Here are a few stories that turned our heads in Operational Technology (OT)/ Industrial Control Systems (ICS) security over the past week:
Unfortunately, moving an industrial IoT network to wireless can be a daunting task. “There are a lot of challenges,” said Rick Candell, an electronics engineer for the National Institute of Standards and Technology. Candell is the principal author of NIST’s new ebook, “Guide to Industrial Wireless Systems Deployment.” The publication is considered a science-based set of guidelines for taking your factory floor wireless.
“The key is to keep your operation running,” Candell explained. “You’re not doing this to download movies.” The goal is to reach whatever level of reliability a manufacturing operation requires, he said.
Candell’s guide is intended to be read by the IT and engineering staff at a company with manufacturing facilities, whether those facilities are inside or outdoors. But it’s actually an invaluable reference for business wireless planners, regardless of whether they have a factory or a warehouse.
Our Take: We are encouraged to see Chapter 6 in the ebook is dedicated to Industrial Wireless Security and believe the reference is worth a read for anyone considering the addition of wireless networking in their operational environment. While fairly high-level, the book does reference several recommended layers of security, including network monitoring and anomaly detection. However, we frequently see industrial environments running traditional wired networks that still have not implemented a full cyber protection strategy, and in many cases, do not have a full accounting of the endpoints on that network. Adding wireless to this complex environment does increase the attack surface so we urge for those moving in this direction to use it as an opportunity to ensure the entire OT environment is secure.
It’s clear that critical infrastructure is a primary target for both rogue and state-sponsored hackers. The FBI/DHS just issued a joint alert to that effect in February, specifically calling out the energy sector as sitting in the crosshairs of international cyber actors. We know the enormous implications of these types of systems going offline. Knocking out EDI providers doesn’t simply slow down business or cost money; it can prevent people from receiving gas and electricity in their homes. The resulting disruption is inconvenient at best, dangerous at worst, and can snowball into a variety of other issues with effects that only increase over time.
And yet here we are. Why? A large part of the issue comes down to human error. With over 90 percent of cyberattacks stemming from phishing emails, companies must remember that no one is immune.
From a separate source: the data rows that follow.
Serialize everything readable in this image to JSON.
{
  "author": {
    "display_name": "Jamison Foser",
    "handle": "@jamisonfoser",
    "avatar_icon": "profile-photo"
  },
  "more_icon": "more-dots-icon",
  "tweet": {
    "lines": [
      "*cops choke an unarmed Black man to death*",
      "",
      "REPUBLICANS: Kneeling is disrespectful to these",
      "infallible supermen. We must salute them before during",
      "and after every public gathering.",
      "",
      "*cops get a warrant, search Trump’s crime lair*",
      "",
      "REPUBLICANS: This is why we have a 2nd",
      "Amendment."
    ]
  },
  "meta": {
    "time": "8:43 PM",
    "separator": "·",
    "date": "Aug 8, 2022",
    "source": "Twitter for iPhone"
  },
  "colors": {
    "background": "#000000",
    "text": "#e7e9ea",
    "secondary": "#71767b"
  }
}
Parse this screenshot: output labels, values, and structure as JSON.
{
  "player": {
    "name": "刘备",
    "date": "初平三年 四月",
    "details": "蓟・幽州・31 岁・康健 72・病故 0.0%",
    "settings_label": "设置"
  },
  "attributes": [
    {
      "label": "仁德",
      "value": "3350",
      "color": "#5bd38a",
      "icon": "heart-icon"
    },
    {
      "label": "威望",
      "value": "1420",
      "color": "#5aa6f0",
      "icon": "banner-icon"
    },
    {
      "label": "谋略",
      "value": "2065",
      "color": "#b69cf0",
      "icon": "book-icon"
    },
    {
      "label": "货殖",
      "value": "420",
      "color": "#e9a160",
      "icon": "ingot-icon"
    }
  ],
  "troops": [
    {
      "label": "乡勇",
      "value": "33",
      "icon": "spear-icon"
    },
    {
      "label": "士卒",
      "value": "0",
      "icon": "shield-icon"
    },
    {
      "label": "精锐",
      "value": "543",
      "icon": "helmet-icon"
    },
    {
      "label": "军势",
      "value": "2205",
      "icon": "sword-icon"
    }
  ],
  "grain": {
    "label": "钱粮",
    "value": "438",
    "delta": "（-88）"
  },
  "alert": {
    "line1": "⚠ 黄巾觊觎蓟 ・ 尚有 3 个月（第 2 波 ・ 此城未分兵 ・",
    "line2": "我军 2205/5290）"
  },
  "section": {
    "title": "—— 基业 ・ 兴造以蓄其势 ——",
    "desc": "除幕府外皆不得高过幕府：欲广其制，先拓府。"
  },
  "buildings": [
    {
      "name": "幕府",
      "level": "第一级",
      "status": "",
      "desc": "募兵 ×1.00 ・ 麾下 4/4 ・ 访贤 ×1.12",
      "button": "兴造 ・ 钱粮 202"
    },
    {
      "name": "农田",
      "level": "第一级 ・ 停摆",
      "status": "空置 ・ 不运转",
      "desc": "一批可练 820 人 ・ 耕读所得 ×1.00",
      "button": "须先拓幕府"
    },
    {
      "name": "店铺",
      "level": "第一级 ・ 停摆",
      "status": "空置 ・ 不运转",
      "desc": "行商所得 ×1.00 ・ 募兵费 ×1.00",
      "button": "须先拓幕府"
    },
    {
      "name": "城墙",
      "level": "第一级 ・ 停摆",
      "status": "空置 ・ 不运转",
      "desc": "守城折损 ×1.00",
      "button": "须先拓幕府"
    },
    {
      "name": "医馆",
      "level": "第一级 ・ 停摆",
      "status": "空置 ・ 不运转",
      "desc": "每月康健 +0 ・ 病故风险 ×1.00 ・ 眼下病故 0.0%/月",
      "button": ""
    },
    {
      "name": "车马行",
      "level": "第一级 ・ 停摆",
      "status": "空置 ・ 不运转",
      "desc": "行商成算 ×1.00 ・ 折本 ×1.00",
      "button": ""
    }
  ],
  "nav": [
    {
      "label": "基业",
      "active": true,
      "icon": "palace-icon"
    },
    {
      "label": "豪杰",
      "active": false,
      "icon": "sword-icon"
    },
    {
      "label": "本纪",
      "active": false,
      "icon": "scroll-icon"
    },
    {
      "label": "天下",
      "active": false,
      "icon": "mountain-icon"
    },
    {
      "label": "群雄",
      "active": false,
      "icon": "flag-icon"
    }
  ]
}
While it’s important to invest heavily in training and awareness, companies should also make sure their technology platforms both leverage trusted firewalls, anti-virus and anti-phishing protections, and employ security best practices to block phishing at the source.
Our Take: The author references compliance in two of the five steps. While compliance is a requirement for many industrial operators, it is important to view regulatory mandates as a floor, not a ceiling. In other words, they define the minimum standard required to comply with the law, not necessarily what is needed to protect your environment; compliant does not necessarily mean secure. We suggest starting with a holistic security assessment, and then overlaying compliance requirements to ensure they are covered within the implementation plan.
The FBI’s move to seize control of a network of half a million wireless routers and other devices infected with malicious software threw a wrench into a massive hacking campaign by a group linked to the Russian military.
But the FBI is limited in how much it can do to disrupt the global botnet on its own. While the bureau got a court order last week to take over a domain at the botnet's core that allows the connected devices to launch attacks, it's now up to owners of the infected equipment to take active steps to prevent hackers from hijacking the devices again.
That's not likely to happen anytime soon. In fact, ridding the infected devices of malware dubbed VPN Filter “is likely to take at least a year, if not multiple years,” said Vikram Thakur, technical director of the security response team at the cybersecurity firm Symantec. “To remove the malware, and update the router to be free of known security vulnerabilities, requires a degree of end user interaction with the router that is unlikely to happen in the short term."
Our Take: Cybersecurity has always been a shared responsibility and the latest development with VPNFilter is yet another reminder that users themselves play an important role. Thanks to the good work of Cisco’s Talos Group, in close coordination with law enforcement, the FBI is now in control of a significant portion of the bonet, which will disrupt the second and third stages of the malware. This is especially good news for the ICS community since these stages include a plug-in module for monitoring SCADA protocols.